Winter in the small mountain aerie of Alpine should be as quiet as new-fallen snow on the Cascades, but from the Grocery Basket to the Venison Inn, the town is humming. At the Alpine Advocate, editor Emma Lord and her staff are on deadline with a feature about the opening of RestHaven, a new rehab and mental health facility. Front Street is buzzing with gossip about Emma's recent engagement to Sheriff Milo Dodge. And now that fool Wayne Eriks has climbed an electric pole in the middle of a storm and got himself electrocuted.
Sheriff Dodge doesn't buy the idea that Wayne's death is an accident. But how—and, more important, why—he died is only one of the conundrums that keep the sheriff and Emma working overtime. Why is RestHaven giving Alpine so many restless nights? What to make of allegations that someone's trying to kill the richest man in town . . . or whispers of a rash of indecent behavior at the local high school? After Vida Runkel, the Advocate's stalwart House & Home editor, disappears into thin air, Milo and Emma suddenly have too many loose ends to solve before they can even think about tying the knot.
The Alpine Xanadu features beloved characters from the series alongside some sinister new ones—not to mention a mystery that will shake Alpine to its core. BONUS: This edition includes an excerpt from Mary Daheim's The Alpine Yeoman.
Praise for Mary Daheim and her Emma Lord mysteries
"Always entertaining."—The Seattle Times
"Mary Daheim writes with wit, wisdom, and a big heart.
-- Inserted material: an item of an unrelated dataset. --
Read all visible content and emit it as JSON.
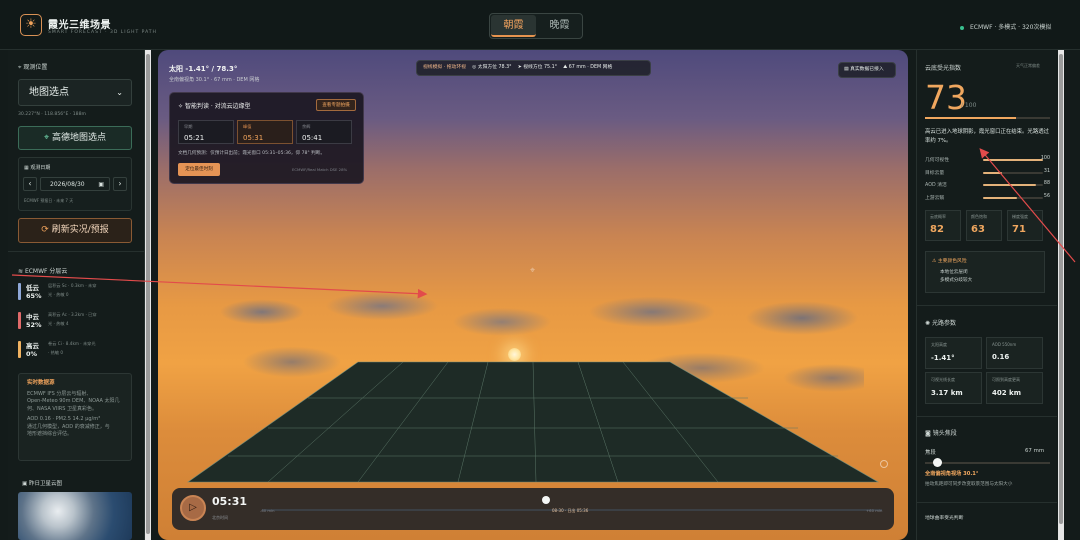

I love her books."—Carolyn Hart
"Daheim writes . . . with dry wit, a butter-smooth style, and obvious wicked enjoyment."—The Oregonian
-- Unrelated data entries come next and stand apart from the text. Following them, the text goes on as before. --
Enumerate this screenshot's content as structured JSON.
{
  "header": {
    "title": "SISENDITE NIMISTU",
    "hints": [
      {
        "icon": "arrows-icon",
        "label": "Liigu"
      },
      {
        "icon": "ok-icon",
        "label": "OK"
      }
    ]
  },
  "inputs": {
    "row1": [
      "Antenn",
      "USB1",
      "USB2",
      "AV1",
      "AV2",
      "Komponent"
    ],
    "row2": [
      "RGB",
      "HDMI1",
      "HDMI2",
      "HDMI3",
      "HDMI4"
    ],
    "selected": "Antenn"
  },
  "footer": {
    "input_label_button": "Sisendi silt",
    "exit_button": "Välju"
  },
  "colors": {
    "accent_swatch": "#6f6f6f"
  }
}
"The characters are great, and the plots always attention-getting."—King Features Syndicate
"Even the most seasoned mystery fans are caught off-guard by [Daheim's] clever plot twists."—BookLoons Reviews
"Witty one-liners and amusing characterizations."—Publishers Weekly